REQUIRED WORK: Each entry should be copied as it stands, leaving the pictures behind.

RECORD SET:
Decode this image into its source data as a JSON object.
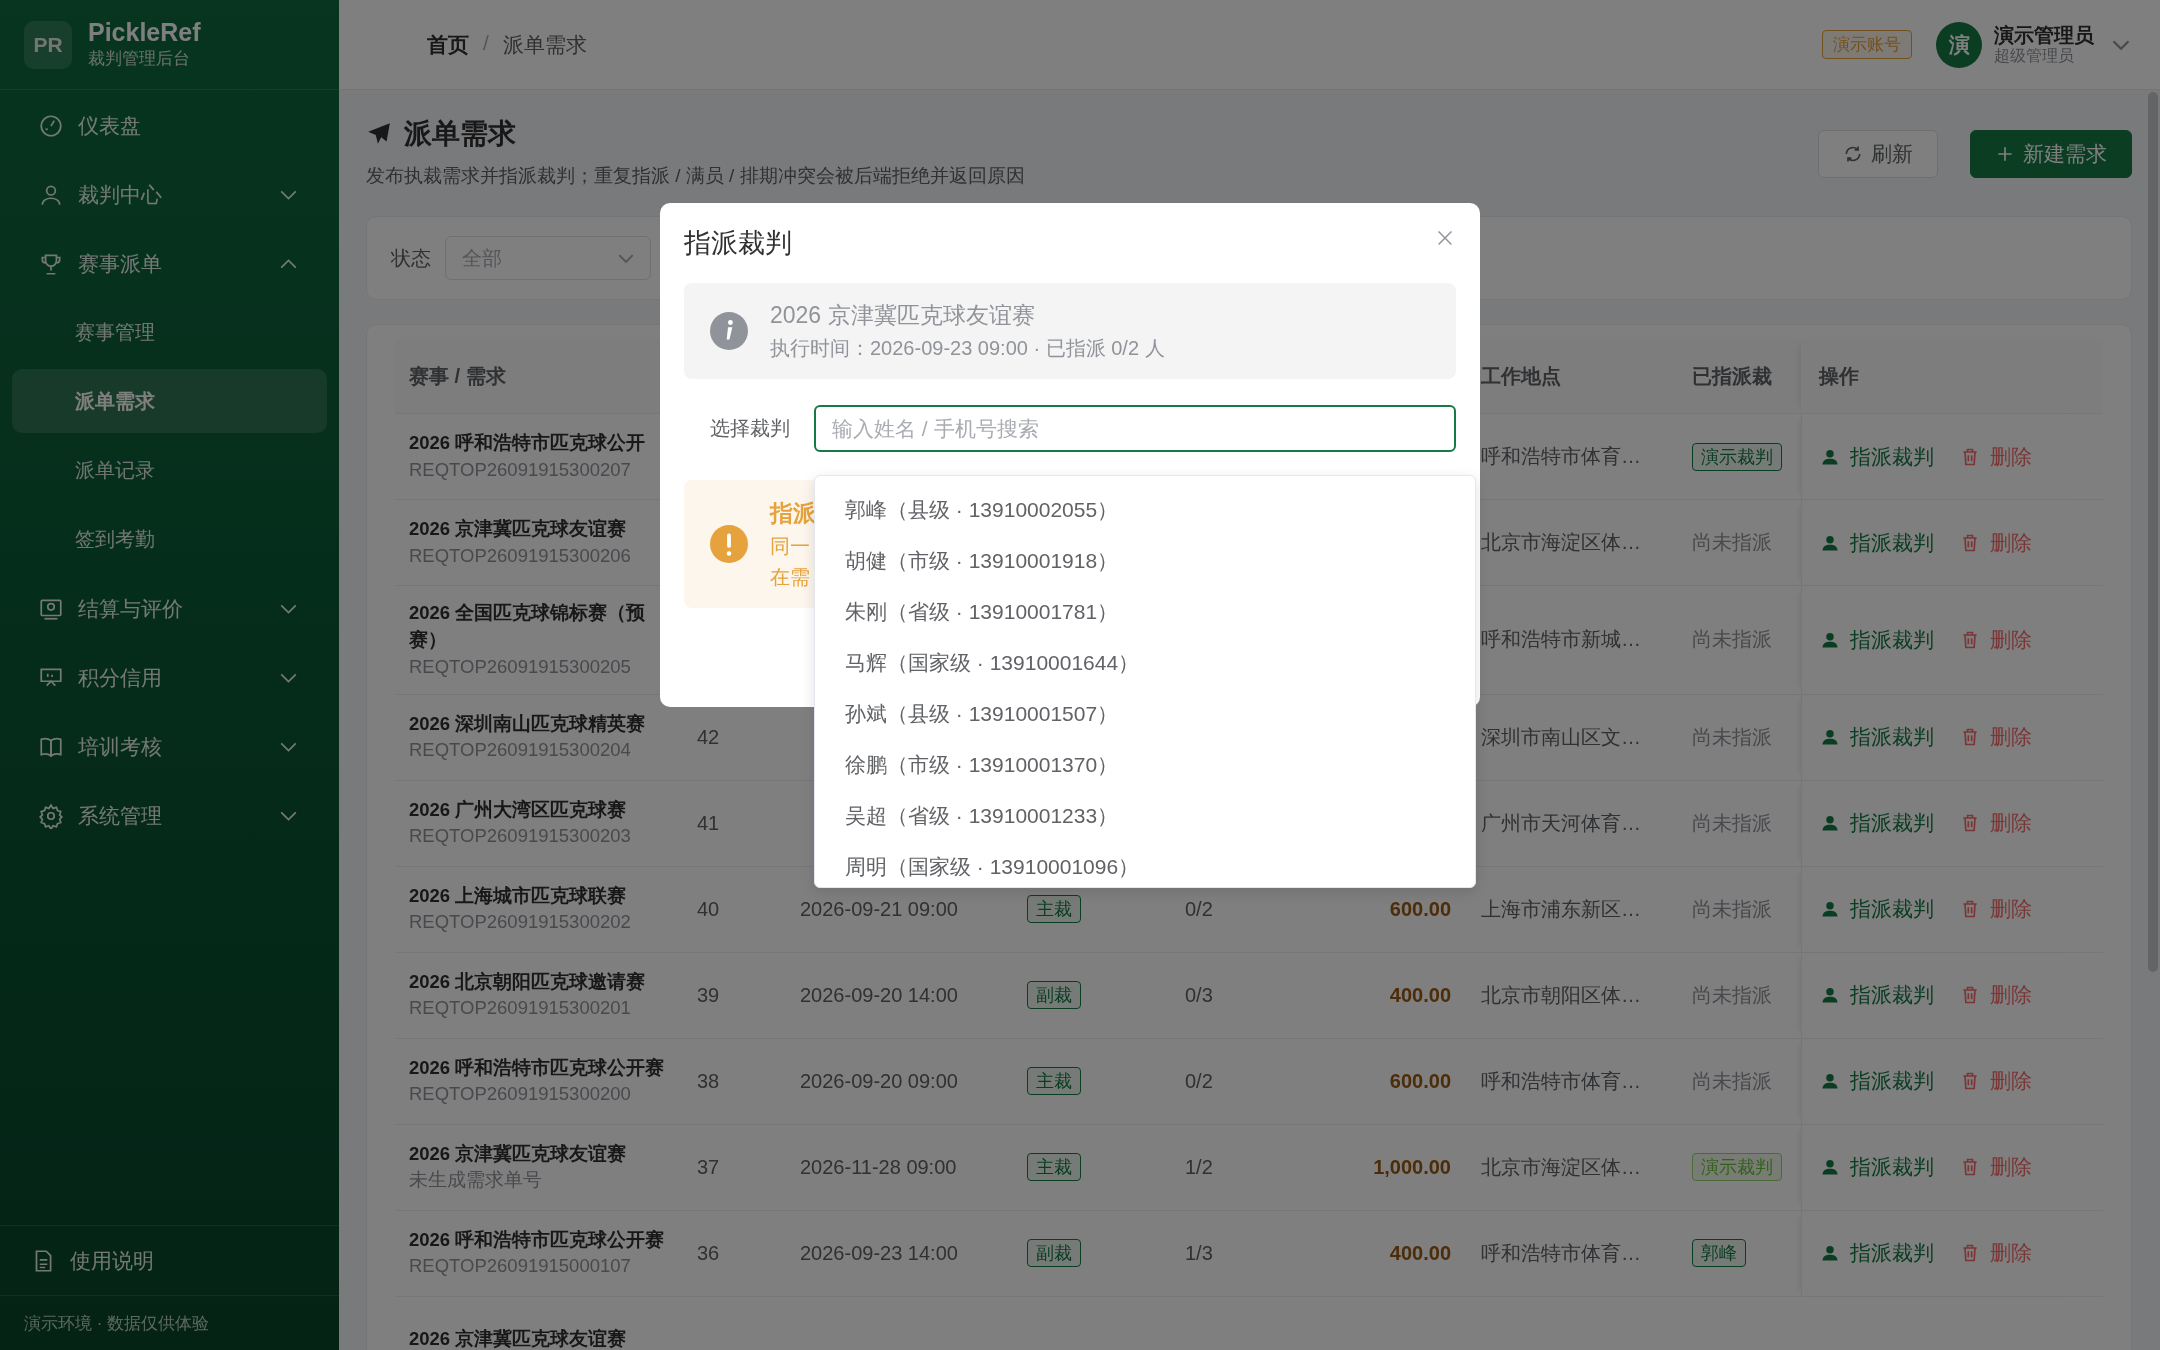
{
  "sidebar": {
    "logo": "PR",
    "brand": "PickleRef",
    "subtitle": "裁判管理后台",
    "items": [
      {
        "label": "仪表盘"
      },
      {
        "label": "裁判中心",
        "expanded": false
      },
      {
        "label": "赛事派单",
        "expanded": true,
        "children": [
          {
            "label": "赛事管理",
            "selected": false
          },
          {
            "label": "派单需求",
            "selected": true
          },
          {
            "label": "派单记录",
            "selected": false
          },
          {
            "label": "签到考勤",
            "selected": false
          }
        ]
      },
      {
        "label": "结算与评价",
        "expanded": false
      },
      {
        "label": "积分信用",
        "expanded": false
      },
      {
        "label": "培训考核",
        "expanded": false
      },
      {
        "label": "系统管理",
        "expanded": false
      }
    ],
    "help": "使用说明",
    "footer": "演示环境 · 数据仅供体验"
  },
  "header": {
    "breadcrumb": [
      "首页",
      "/",
      "派单需求"
    ],
    "badge": "演示账号",
    "avatar": "演",
    "user_name": "演示管理员",
    "user_role": "超级管理员"
  },
  "page": {
    "title": "派单需求",
    "subtitle": "发布执裁需求并指派裁判；重复指派 / 满员 / 排期冲突会被后端拒绝并返回原因",
    "buttons": [
      {
        "label": "刷新",
        "kind": "refresh"
      },
      {
        "label": "新建需求",
        "kind": "primary"
      }
    ]
  },
  "filter": {
    "label": "状态",
    "value": "全部"
  },
  "table": {
    "columns": [
      "赛事 / 需求",
      "",
      "",
      "",
      "",
      "",
      "工作地点",
      "已指派裁",
      "操作"
    ],
    "rows": [
      {
        "name": "2026 呼和浩特市匹克球公开",
        "code": "REQTOP26091915300207",
        "location": "呼和浩特市体育…",
        "assigned": {
          "text": "演示裁判",
          "kind": "tag"
        },
        "actions": [
          {
            "label": "指派裁判",
            "kind": "assign"
          },
          {
            "label": "删除",
            "kind": "delete"
          }
        ]
      },
      {
        "name": "2026 京津冀匹克球友谊赛",
        "code": "REQTOP26091915300206",
        "location": "北京市海淀区体…",
        "assigned": {
          "text": "尚未指派",
          "kind": "empty"
        },
        "actions": [
          {
            "label": "指派裁判",
            "kind": "assign"
          },
          {
            "label": "删除",
            "kind": "delete"
          }
        ]
      },
      {
        "name": "2026 全国匹克球锦标赛（预赛）",
        "code": "REQTOP26091915300205",
        "location": "呼和浩特市新城…",
        "assigned": {
          "text": "尚未指派",
          "kind": "empty"
        },
        "actions": [
          {
            "label": "指派裁判",
            "kind": "assign"
          },
          {
            "label": "删除",
            "kind": "delete"
          }
        ]
      },
      {
        "name": "2026 深圳南山匹克球精英赛",
        "code": "REQTOP26091915300204",
        "num": "42",
        "location": "深圳市南山区文…",
        "assigned": {
          "text": "尚未指派",
          "kind": "empty"
        },
        "actions": [
          {
            "label": "指派裁判",
            "kind": "assign"
          },
          {
            "label": "删除",
            "kind": "delete"
          }
        ]
      },
      {
        "name": "2026 广州大湾区匹克球赛",
        "code": "REQTOP26091915300203",
        "num": "41",
        "location": "广州市天河体育…",
        "assigned": {
          "text": "尚未指派",
          "kind": "empty"
        },
        "actions": [
          {
            "label": "指派裁判",
            "kind": "assign"
          },
          {
            "label": "删除",
            "kind": "delete"
          }
        ]
      },
      {
        "name": "2026 上海城市匹克球联赛",
        "code": "REQTOP26091915300202",
        "num": "40",
        "time": "2026-09-21 09:00",
        "role": "主裁",
        "count": "0/2",
        "amount": "600.00",
        "location": "上海市浦东新区…",
        "assigned": {
          "text": "尚未指派",
          "kind": "empty"
        },
        "actions": [
          {
            "label": "指派裁判",
            "kind": "assign"
          },
          {
            "label": "删除",
            "kind": "delete"
          }
        ]
      },
      {
        "name": "2026 北京朝阳匹克球邀请赛",
        "code": "REQTOP26091915300201",
        "num": "39",
        "time": "2026-09-20 14:00",
        "role": "副裁",
        "count": "0/3",
        "amount": "400.00",
        "location": "北京市朝阳区体…",
        "assigned": {
          "text": "尚未指派",
          "kind": "empty"
        },
        "actions": [
          {
            "label": "指派裁判",
            "kind": "assign"
          },
          {
            "label": "删除",
            "kind": "delete"
          }
        ]
      },
      {
        "name": "2026 呼和浩特市匹克球公开赛",
        "code": "REQTOP26091915300200",
        "num": "38",
        "time": "2026-09-20 09:00",
        "role": "主裁",
        "count": "0/2",
        "amount": "600.00",
        "location": "呼和浩特市体育…",
        "assigned": {
          "text": "尚未指派",
          "kind": "empty"
        },
        "actions": [
          {
            "label": "指派裁判",
            "kind": "assign"
          },
          {
            "label": "删除",
            "kind": "delete"
          }
        ]
      },
      {
        "name": "2026 京津冀匹克球友谊赛",
        "code": "未生成需求单号",
        "num": "37",
        "time": "2026-11-28 09:00",
        "role": "主裁",
        "count": "1/2",
        "amount": "1,000.00",
        "location": "北京市海淀区体…",
        "assigned": {
          "text": "演示裁判",
          "kind": "tag-light"
        },
        "actions": [
          {
            "label": "指派裁判",
            "kind": "assign"
          },
          {
            "label": "删除",
            "kind": "delete"
          }
        ]
      },
      {
        "name": "2026 呼和浩特市匹克球公开赛",
        "code": "REQTOP26091915000107",
        "num": "36",
        "time": "2026-09-23 14:00",
        "role": "副裁",
        "count": "1/3",
        "amount": "400.00",
        "location": "呼和浩特市体育…",
        "assigned": {
          "text": "郭峰",
          "kind": "tag"
        },
        "actions": [
          {
            "label": "指派裁判",
            "kind": "assign"
          },
          {
            "label": "删除",
            "kind": "delete"
          }
        ]
      },
      {
        "name": "2026 京津冀匹克球友谊赛"
      }
    ]
  },
  "dialog": {
    "title": "指派裁判",
    "info_title": "2026 京津冀匹克球友谊赛",
    "info_text": "执行时间：2026-09-23 09:00 · 已指派 0/2 人",
    "field_label": "选择裁判",
    "placeholder": "输入姓名 / 手机号搜索",
    "warning_title": "指派",
    "warning_lines": [
      "同一",
      "在需"
    ],
    "options": [
      "郭峰（县级 · 13910002055）",
      "胡健（市级 · 13910001918）",
      "朱刚（省级 · 13910001781）",
      "马辉（国家级 · 13910001644）",
      "孙斌（县级 · 13910001507）",
      "徐鹏（市级 · 13910001370）",
      "吴超（省级 · 13910001233）",
      "周明（国家级 · 13910001096）"
    ]
  }
}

COMPLETED EXERCISE:
Decode this image into its source data as a JSON object.
{
  "sidebar": {
    "logo": "PR",
    "brand": "PickleRef",
    "subtitle": "裁判管理后台",
    "items": [
      {
        "label": "仪表盘"
      },
      {
        "label": "裁判中心",
        "expanded": false
      },
      {
        "label": "赛事派单",
        "expanded": true,
        "children": [
          {
            "label": "赛事管理",
            "selected": false
          },
          {
            "label": "派单需求",
            "selected": true
          },
          {
            "label": "派单记录",
            "selected": false
          },
          {
            "label": "签到考勤",
            "selected": false
          }
        ]
      },
      {
        "label": "结算与评价",
        "expanded": false
      },
      {
        "label": "积分信用",
        "expanded": false
      },
      {
        "label": "培训考核",
        "expanded": false
      },
      {
        "label": "系统管理",
        "expanded": false
      }
    ],
    "help": "使用说明",
    "footer": "演示环境 · 数据仅供体验"
  },
  "header": {
    "breadcrumb": [
      "首页",
      "/",
      "派单需求"
    ],
    "badge": "演示账号",
    "avatar": "演",
    "user_name": "演示管理员",
    "user_role": "超级管理员"
  },
  "page": {
    "title": "派单需求",
    "subtitle": "发布执裁需求并指派裁判；重复指派 / 满员 / 排期冲突会被后端拒绝并返回原因",
    "buttons": [
      {
        "label": "刷新",
        "kind": "refresh"
      },
      {
        "label": "新建需求",
        "kind": "primary"
      }
    ]
  },
  "filter": {
    "label": "状态",
    "value": "全部"
  },
  "table": {
    "columns": [
      "赛事 / 需求",
      "",
      "",
      "",
      "",
      "",
      "工作地点",
      "已指派裁",
      "操作"
    ],
    "rows": [
      {
        "name": "2026 呼和浩特市匹克球公开",
        "code": "REQTOP26091915300207",
        "location": "呼和浩特市体育…",
        "assigned": {
          "text": "演示裁判",
          "kind": "tag"
        },
        "actions": [
          {
            "label": "指派裁判",
            "kind": "assign"
          },
          {
            "label": "删除",
            "kind": "delete"
          }
        ]
      },
      {
        "name": "2026 京津冀匹克球友谊赛",
        "code": "REQTOP26091915300206",
        "location": "北京市海淀区体…",
        "assigned": {
          "text": "尚未指派",
          "kind": "empty"
        },
        "actions": [
          {
            "label": "指派裁判",
            "kind": "assign"
          },
          {
            "label": "删除",
            "kind": "delete"
          }
        ]
      },
      {
        "name": "2026 全国匹克球锦标赛（预赛）",
        "code": "REQTOP26091915300205",
        "location": "呼和浩特市新城…",
        "assigned": {
          "text": "尚未指派",
          "kind": "empty"
        },
        "actions": [
          {
            "label": "指派裁判",
            "kind": "assign"
          },
          {
            "label": "删除",
            "kind": "delete"
          }
        ]
      },
      {
        "name": "2026 深圳南山匹克球精英赛",
        "code": "REQTOP26091915300204",
        "num": "42",
        "location": "深圳市南山区文…",
        "assigned": {
          "text": "尚未指派",
          "kind": "empty"
        },
        "actions": [
          {
            "label": "指派裁判",
            "kind": "assign"
          },
          {
            "label": "删除",
            "kind": "delete"
          }
        ]
      },
      {
        "name": "2026 广州大湾区匹克球赛",
        "code": "REQTOP26091915300203",
        "num": "41",
        "location": "广州市天河体育…",
        "assigned": {
          "text": "尚未指派",
          "kind": "empty"
        },
        "actions": [
          {
            "label": "指派裁判",
            "kind": "assign"
          },
          {
            "label": "删除",
            "kind": "delete"
          }
        ]
      },
      {
        "name": "2026 上海城市匹克球联赛",
        "code": "REQTOP26091915300202",
        "num": "40",
        "time": "2026-09-21 09:00",
        "role": "主裁",
        "count": "0/2",
        "amount": "600.00",
        "location": "上海市浦东新区…",
        "assigned": {
          "text": "尚未指派",
          "kind": "empty"
        },
        "actions": [
          {
            "label": "指派裁判",
            "kind": "assign"
          },
          {
            "label": "删除",
            "kind": "delete"
          }
        ]
      },
      {
        "name": "2026 北京朝阳匹克球邀请赛",
        "code": "REQTOP26091915300201",
        "num": "39",
        "time": "2026-09-20 14:00",
        "role": "副裁",
        "count": "0/3",
        "amount": "400.00",
        "location": "北京市朝阳区体…",
        "assigned": {
          "text": "尚未指派",
          "kind": "empty"
        },
        "actions": [
          {
            "label": "指派裁判",
            "kind": "assign"
          },
          {
            "label": "删除",
            "kind": "delete"
          }
        ]
      },
      {
        "name": "2026 呼和浩特市匹克球公开赛",
        "code": "REQTOP26091915300200",
        "num": "38",
        "time": "2026-09-20 09:00",
        "role": "主裁",
        "count": "0/2",
        "amount": "600.00",
        "location": "呼和浩特市体育…",
        "assigned": {
          "text": "尚未指派",
          "kind": "empty"
        },
        "actions": [
          {
            "label": "指派裁判",
            "kind": "assign"
          },
          {
            "label": "删除",
            "kind": "delete"
          }
        ]
      },
      {
        "name": "2026 京津冀匹克球友谊赛",
        "code": "未生成需求单号",
        "num": "37",
        "time": "2026-11-28 09:00",
        "role": "主裁",
        "count": "1/2",
        "amount": "1,000.00",
        "location": "北京市海淀区体…",
        "assigned": {
          "text": "演示裁判",
          "kind": "tag-light"
        },
        "actions": [
          {
            "label": "指派裁判",
            "kind": "assign"
          },
          {
            "label": "删除",
            "kind": "delete"
          }
        ]
      },
      {
        "name": "2026 呼和浩特市匹克球公开赛",
        "code": "REQTOP26091915000107",
        "num": "36",
        "time": "2026-09-23 14:00",
        "role": "副裁",
        "count": "1/3",
        "amount": "400.00",
        "location": "呼和浩特市体育…",
        "assigned": {
          "text": "郭峰",
          "kind": "tag"
        },
        "actions": [
          {
            "label": "指派裁判",
            "kind": "assign"
          },
          {
            "label": "删除",
            "kind": "delete"
          }
        ]
      },
      {
        "name": "2026 京津冀匹克球友谊赛"
      }
    ]
  },
  "dialog": {
    "title": "指派裁判",
    "info_title": "2026 京津冀匹克球友谊赛",
    "info_text": "执行时间：2026-09-23 09:00 · 已指派 0/2 人",
    "field_label": "选择裁判",
    "placeholder": "输入姓名 / 手机号搜索",
    "warning_title": "指派",
    "warning_lines": [
      "同一",
      "在需"
    ],
    "options": [
      "郭峰（县级 · 13910002055）",
      "胡健（市级 · 13910001918）",
      "朱刚（省级 · 13910001781）",
      "马辉（国家级 · 13910001644）",
      "孙斌（县级 · 13910001507）",
      "徐鹏（市级 · 13910001370）",
      "吴超（省级 · 13910001233）",
      "周明（国家级 · 13910001096）"
    ]
  }
}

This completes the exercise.